It seems hardly necessary to make an argument for the universally experienced suffering and injustice prevalent in the world. If pain really is God’s “megaphone to rouse a deaf world”, as C. S. Lewis argued, then the message is deafeningly clear and God might consider turning the volume down a bit. What then is the church’s appropriate response to the world’s injustice and suffering?
How long, O LORD, must I call for help before you listen, before you save us from violence? (Habakkuk 1:2-4) He came closer to the city, and when he saw it, he wept over it, saying, “If you only knew today what is needed for peace! But now you cannot see it! (Luke 19:41-42) There … Continue reading Cruciform Justice 1: Introduction
I have so far in this series highlighted the inadequacies of two of the key aspects of the popular human system of social ethics: (1) that human beings have the ability to wisely and justly direct the course of history, and (2) that humanly created structures, powers, and programs are able means to bring lasting … Continue reading Cruciform Justice 10: The War of the Lamb
As we mentioned earlier, the humanistic optimism that drives the prominent secular theories of government acts as if human beings control the course of history. This is a responsibility too large for any human being and inevitably stirs up within them an overbearing anxiety, fear and despair. Many have therefore painted themselves into a Darwinian … Continue reading Cruciform Justice 9: Living Out of Control
The Cross calls us to a justice that moves us beyond the law of retribution: “An eye for an eye.” As Moltmann observes, “If evil is recompensed with evil, then the one evil is always oriented on the other evil, because only in that way is it justified.” While scoffed at by many, there is … Continue reading Cruciform Justice 8: Getting Beyond Retribution
Jurgen Moltmann is the foremost proponent for approaching the world’s suffering through the lenses of the cross.

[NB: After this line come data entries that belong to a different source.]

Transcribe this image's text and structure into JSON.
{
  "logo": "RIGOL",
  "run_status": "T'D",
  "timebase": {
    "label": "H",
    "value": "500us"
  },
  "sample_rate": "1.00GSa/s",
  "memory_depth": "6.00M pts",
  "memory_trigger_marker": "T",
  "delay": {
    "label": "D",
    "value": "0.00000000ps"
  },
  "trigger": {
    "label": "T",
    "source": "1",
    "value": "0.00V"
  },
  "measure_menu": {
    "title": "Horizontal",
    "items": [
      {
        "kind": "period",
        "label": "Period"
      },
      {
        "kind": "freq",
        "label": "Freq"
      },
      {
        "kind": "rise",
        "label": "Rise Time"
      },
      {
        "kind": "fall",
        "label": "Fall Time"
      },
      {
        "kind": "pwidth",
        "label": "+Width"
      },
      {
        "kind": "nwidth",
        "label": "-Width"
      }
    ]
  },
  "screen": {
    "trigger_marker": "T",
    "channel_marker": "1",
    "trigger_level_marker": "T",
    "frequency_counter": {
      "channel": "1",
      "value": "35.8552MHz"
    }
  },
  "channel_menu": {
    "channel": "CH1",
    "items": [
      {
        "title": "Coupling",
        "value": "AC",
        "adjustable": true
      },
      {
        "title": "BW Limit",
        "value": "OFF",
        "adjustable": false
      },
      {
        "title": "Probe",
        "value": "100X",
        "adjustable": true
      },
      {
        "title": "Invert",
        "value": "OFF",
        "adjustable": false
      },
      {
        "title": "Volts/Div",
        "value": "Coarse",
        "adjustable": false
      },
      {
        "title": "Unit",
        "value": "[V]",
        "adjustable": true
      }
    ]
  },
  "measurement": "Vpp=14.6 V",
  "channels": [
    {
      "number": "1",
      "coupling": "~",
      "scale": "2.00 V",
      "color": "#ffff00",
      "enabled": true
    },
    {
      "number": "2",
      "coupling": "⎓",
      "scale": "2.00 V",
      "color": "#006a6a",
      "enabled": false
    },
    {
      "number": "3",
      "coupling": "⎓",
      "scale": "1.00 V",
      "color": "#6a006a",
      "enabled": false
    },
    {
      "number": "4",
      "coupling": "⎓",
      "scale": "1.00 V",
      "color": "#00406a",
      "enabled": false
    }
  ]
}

For Moltmann, “Christian theology must look at the question of Christ’s suffering before looking at the suffering of the world. It can only form a critical theology of its contemporary environment only in as far as it has … Continue reading Cruciform Justice 7: The Critique of the Cross